“Text messages exchanged between Strzok and Page suggest that FBI officials used non-official email accounts and messaging programs to communicate about FBI business. For example, on April 10, 2016—after Strzok expressed his frustration about being ‘left out of the loop’—he wrote to Page: ‘Gmailed you two drafts of what I’m thinking of sending Bill, would appreciate your thoughts. Second (more recent) is updated so you can skip the first.’ In another exchange, on October 25, 2016, about a letter to Congress regarding the Clinton investigation, Page wrote, ‘Remind me I need to ask you something. Tomorrow is fine.’ Strzok responded: ‘[S]ure. You can also imsg [iMessage] me.’ Strzok and Page also discussed Page potentially receiving an FBI-issued iPhone for which the FBI information technology office proposed to stop following ‘security/monitoring’ requirements. These texts raise questions about the FBI’s retention of records associated with its investigation.”
Questions on whether James Comey lied under oath:
“On July 1, 2016, following Attorney General Lynch’s announcement that she would follow the FBI’s recommendation in the Clinton investigation, Page wrote, ‘it’s a real profile in couragw [sic], since she knows no charges will be brought’against Secretary Clinton. Director Comey held the exoneration announcement press conference on July 5, 2016. Appearing before the House Committee on Oversight and Government Reform on July 7, 2016, Director Comey testified that he ‘did not coordinate [his statement] with anyone.

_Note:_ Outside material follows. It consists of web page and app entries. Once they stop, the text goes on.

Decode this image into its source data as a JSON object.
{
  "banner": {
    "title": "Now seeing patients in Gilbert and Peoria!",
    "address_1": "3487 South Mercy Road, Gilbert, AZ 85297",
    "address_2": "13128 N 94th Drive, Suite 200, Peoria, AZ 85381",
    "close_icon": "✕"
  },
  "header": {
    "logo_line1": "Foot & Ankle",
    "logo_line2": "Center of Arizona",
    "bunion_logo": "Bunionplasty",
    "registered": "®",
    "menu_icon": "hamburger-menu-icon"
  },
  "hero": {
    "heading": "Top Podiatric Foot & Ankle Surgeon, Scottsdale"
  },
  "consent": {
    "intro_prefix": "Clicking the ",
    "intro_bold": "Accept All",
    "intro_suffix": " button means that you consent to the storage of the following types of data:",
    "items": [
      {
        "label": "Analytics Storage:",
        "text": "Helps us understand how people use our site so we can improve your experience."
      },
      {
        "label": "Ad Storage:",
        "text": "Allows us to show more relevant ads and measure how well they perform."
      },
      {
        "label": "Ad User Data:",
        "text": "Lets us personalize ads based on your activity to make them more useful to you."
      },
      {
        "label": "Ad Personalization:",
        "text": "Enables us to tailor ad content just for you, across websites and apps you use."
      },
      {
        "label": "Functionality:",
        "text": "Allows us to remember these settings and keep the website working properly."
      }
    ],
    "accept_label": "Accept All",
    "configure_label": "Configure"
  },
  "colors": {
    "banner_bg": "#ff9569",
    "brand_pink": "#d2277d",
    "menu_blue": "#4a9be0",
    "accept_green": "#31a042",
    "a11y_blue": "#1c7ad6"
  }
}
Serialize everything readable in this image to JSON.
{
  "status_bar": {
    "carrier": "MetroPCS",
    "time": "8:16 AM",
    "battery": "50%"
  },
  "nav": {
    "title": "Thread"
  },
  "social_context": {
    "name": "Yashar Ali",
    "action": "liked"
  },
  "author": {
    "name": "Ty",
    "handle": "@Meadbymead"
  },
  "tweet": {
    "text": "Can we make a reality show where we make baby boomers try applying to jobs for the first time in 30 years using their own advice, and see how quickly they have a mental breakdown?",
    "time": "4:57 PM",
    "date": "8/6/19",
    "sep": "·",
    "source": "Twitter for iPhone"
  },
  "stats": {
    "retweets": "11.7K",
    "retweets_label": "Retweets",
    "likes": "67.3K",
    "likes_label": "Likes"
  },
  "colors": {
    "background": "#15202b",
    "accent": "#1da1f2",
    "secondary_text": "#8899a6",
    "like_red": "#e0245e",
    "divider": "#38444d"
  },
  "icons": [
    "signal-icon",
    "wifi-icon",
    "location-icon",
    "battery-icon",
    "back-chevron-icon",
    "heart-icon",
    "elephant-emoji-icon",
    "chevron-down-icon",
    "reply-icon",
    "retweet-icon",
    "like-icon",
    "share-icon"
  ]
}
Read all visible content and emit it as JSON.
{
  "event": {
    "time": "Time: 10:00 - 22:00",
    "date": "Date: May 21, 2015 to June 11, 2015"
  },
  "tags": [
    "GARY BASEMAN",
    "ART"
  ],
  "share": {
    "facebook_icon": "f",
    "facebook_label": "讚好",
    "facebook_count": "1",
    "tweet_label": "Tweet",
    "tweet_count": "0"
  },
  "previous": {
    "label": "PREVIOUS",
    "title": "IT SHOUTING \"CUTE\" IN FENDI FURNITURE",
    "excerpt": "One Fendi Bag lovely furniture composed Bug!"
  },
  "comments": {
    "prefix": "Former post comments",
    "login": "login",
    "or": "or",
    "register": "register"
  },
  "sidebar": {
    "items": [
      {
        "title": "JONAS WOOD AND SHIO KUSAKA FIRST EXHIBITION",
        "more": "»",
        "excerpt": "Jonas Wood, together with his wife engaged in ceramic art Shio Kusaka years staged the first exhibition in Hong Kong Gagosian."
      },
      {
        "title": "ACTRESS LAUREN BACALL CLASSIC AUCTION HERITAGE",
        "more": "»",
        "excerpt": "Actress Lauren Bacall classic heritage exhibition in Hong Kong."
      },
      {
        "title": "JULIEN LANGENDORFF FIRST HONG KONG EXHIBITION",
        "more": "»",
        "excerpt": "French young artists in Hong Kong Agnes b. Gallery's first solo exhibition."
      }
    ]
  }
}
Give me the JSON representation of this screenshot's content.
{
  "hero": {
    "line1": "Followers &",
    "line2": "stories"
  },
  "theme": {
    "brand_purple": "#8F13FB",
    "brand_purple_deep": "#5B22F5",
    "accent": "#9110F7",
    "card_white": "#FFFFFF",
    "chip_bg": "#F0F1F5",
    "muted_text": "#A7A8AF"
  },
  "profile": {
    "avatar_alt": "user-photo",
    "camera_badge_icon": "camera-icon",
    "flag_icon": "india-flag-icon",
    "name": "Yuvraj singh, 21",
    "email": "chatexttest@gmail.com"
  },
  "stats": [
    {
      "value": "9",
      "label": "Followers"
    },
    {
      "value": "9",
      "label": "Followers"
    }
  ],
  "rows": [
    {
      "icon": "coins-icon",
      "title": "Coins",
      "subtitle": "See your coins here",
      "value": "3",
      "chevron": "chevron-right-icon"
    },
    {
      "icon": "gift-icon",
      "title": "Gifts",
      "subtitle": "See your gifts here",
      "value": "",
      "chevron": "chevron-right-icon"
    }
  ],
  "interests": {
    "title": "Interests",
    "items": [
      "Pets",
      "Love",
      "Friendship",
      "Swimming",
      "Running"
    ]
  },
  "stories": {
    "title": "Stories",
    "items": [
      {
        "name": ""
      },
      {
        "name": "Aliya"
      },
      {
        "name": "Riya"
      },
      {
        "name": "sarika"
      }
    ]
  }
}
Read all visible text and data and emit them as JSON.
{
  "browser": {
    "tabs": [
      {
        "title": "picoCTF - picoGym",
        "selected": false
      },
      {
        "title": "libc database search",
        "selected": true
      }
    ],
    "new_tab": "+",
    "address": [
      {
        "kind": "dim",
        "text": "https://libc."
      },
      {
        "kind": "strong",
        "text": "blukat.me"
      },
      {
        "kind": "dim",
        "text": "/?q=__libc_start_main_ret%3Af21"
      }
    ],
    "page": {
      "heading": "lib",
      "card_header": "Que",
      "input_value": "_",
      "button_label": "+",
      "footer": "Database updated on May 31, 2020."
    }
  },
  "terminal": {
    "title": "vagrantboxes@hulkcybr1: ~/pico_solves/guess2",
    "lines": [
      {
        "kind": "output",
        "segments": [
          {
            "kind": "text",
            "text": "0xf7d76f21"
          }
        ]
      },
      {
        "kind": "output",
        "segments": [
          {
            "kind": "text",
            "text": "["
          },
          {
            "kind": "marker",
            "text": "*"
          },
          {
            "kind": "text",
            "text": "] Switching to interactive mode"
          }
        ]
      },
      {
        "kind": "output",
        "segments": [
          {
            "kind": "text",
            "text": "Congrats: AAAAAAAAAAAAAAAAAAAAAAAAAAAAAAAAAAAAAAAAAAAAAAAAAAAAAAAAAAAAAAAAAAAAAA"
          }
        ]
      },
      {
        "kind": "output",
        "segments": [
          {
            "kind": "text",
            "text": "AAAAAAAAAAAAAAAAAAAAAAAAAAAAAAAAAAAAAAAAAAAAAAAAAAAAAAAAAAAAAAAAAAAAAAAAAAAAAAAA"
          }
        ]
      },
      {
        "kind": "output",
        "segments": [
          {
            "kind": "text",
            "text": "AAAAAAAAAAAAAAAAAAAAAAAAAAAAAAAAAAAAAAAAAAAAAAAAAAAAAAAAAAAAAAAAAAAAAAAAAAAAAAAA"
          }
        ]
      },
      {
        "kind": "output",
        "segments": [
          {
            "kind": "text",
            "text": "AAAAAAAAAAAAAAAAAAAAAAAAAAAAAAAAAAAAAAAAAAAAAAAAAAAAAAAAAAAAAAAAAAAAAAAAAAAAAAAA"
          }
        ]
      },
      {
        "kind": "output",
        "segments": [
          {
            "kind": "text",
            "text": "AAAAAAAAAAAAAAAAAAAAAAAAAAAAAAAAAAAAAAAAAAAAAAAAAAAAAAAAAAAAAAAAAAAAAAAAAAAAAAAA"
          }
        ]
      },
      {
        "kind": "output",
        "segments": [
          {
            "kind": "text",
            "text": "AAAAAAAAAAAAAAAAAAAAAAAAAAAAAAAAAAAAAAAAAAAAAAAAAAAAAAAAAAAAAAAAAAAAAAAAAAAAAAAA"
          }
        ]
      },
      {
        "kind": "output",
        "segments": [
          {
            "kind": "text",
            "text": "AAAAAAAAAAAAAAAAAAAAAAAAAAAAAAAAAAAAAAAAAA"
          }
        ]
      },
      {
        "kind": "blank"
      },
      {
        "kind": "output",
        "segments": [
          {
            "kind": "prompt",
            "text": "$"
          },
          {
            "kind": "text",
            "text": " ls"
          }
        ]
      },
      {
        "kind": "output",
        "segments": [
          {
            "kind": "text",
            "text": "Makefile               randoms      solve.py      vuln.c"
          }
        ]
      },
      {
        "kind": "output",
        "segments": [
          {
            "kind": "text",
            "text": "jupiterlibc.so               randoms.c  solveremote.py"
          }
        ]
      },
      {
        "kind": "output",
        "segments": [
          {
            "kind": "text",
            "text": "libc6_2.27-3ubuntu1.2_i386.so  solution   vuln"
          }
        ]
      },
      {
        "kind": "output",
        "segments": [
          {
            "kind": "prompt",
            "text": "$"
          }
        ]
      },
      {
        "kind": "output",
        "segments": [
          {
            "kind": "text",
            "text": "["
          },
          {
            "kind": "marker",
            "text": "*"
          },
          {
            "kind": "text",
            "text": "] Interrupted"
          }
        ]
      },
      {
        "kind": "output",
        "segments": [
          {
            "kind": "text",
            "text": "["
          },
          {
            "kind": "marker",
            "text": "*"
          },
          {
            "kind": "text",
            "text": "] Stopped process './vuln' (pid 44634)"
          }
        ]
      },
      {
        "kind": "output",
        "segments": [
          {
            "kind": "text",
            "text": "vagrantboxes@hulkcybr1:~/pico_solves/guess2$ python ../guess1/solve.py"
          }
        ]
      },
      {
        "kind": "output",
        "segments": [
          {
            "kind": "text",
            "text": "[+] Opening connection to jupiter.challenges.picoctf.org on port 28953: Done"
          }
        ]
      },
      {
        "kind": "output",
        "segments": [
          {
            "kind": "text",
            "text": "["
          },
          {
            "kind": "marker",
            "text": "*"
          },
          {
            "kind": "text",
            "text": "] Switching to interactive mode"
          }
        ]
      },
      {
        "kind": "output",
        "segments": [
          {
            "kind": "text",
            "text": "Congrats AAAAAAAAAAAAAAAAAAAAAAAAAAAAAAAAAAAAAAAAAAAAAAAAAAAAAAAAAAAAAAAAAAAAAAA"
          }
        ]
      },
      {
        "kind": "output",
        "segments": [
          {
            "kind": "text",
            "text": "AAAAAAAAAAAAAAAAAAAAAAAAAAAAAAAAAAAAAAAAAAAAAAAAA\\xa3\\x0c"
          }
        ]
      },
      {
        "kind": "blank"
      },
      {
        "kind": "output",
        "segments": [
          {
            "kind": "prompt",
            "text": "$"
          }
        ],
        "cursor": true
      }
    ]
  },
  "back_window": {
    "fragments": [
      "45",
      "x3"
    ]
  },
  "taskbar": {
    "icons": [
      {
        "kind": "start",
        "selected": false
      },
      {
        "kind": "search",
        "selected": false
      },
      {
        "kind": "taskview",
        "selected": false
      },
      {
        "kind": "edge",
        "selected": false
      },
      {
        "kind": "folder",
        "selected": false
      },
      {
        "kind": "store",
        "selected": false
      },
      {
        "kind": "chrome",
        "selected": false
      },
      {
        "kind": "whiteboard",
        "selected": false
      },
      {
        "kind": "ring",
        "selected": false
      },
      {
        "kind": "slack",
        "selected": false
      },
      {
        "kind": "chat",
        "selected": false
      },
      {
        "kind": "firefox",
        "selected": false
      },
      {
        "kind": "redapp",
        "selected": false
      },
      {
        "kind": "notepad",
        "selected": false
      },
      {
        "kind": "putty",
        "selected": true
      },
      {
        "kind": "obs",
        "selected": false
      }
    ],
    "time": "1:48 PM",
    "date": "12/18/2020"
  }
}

The White House, the Department of Justice, nobody outside the FBI family had any idea what I was about to say.’ These statements seem to be at odds. The statements by both Comey and Lynch were carefully crafted for public consumption. Page’s text message, in contrast, was never intended to see the light of day, was therefore more candid, and may have greater credibility. Because Director Comey’s July 7 statement was given under oath, this discrepancy requires further investigation.”
More anti-Trump rhetoric:
“On August 9, 2016, Page wrote to Strzok about Trump, ‘He’s not ever going to become president, right? Right?!’ On August 15, 2016, Strzok replied to Page, ‘I want to believe the path you threw out for consideration in Andy’s office—that there’s no way he gets elected—but I’m afraid we can’t take that risk. It’s like an insurance policy in the unlikely event you die before you’re 40…’ Because of what these texts imply, they demand further investigation.”
“Throughout the primary and general elections, Strzok and Page repeatedly demonstrated hostility to then-candidate Trump and Republicans in general. Page called Trump a ‘loathsome human,’ before writing ‘I can not [sic] believe Donald Trump is likely to be an actual, serious candidate for president.’ Strzok called Trump ‘an idiot’ and opined Clinton ‘should win 100,000,000 – 0.’ Strzok and Page also used expletives to describe Trump. Page also expressed disdain for Americans participating in the 2016 March for Life, writing that she ‘truly hate[s] these people.’ Strzok called Virginians who apparently voted against FBI Deputy Director McCabe’s wife for a local Senate seat ‘ignorant hillbillys [sic].’ These statements raise questions about whether personal political bias may have affected the FBI’s investigation.”
Who are Peter Strzok and Lisa Page?
Peter Strzok is an FBI agent who was assigned to both the Clinton email probe and the Russia investigation. He was removed from Special Counsel Robert Mueller’s Russia investigation team over the summer, after Mueller learned of the texts. He was reassigned to the FBI’s human resources division at that time.
Lisa Page, a lawyer and Strzok’s mistress, was briefly on Mueller’s Russia investigation team. She left before the text messages were revealed, going back to work in the office of the FBI’s general counsel. Page has been described as a trial lawyer with vast experience in money laundering and organized crime cases.
Over the course of their two-year extramarital affair, Strzok and Page exchanged some 50,000 text messages. The last one was written by Page to Strzok on June 23, 2017. “Please don’t ever text me again,” she wrote. It remains unclear whether that message was written because she had become aware that their text exchanges had been discovered.
Additional text messages outlined in the report include one which raises the question of former president Barack Obama’s role in the Clinton email probe, and questions the timeline of when the FBI found out about relevant Clinton emails.